▶ [TASK PROMPT]
Which of the lines below contain the string "favoritos"? Pull each one out of the data.

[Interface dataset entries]
^^^^^^^^^^^^^^^^
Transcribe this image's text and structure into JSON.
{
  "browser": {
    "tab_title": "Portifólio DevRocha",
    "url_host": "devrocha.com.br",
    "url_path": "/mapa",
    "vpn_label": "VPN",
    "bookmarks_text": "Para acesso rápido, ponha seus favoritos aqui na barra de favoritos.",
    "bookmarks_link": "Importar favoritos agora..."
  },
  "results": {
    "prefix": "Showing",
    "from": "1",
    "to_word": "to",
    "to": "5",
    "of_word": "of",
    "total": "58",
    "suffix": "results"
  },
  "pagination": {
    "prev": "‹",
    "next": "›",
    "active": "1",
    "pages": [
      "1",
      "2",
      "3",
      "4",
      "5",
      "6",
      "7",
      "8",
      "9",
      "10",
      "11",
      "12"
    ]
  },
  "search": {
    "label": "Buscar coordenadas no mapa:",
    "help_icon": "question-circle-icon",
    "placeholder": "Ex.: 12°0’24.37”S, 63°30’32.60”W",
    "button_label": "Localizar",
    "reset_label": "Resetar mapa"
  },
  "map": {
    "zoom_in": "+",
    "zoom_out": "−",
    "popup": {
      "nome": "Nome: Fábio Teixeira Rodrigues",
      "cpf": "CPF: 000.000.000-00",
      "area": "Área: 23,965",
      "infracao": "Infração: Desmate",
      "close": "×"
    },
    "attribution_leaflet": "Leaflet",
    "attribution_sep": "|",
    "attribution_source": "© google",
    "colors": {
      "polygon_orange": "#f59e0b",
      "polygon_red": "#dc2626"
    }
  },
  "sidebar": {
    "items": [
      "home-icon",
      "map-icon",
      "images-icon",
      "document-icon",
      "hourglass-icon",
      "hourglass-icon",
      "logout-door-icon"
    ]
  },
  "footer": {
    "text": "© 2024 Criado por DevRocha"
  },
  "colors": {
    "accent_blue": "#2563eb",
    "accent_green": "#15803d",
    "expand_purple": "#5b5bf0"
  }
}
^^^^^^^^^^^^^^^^
▶ [TASK ANSWER]
    "bookmarks_text": "Para acesso rápido, ponha seus favoritos aqui na barra de favoritos.",
    "bookmarks_link": "Importar favoritos agora..."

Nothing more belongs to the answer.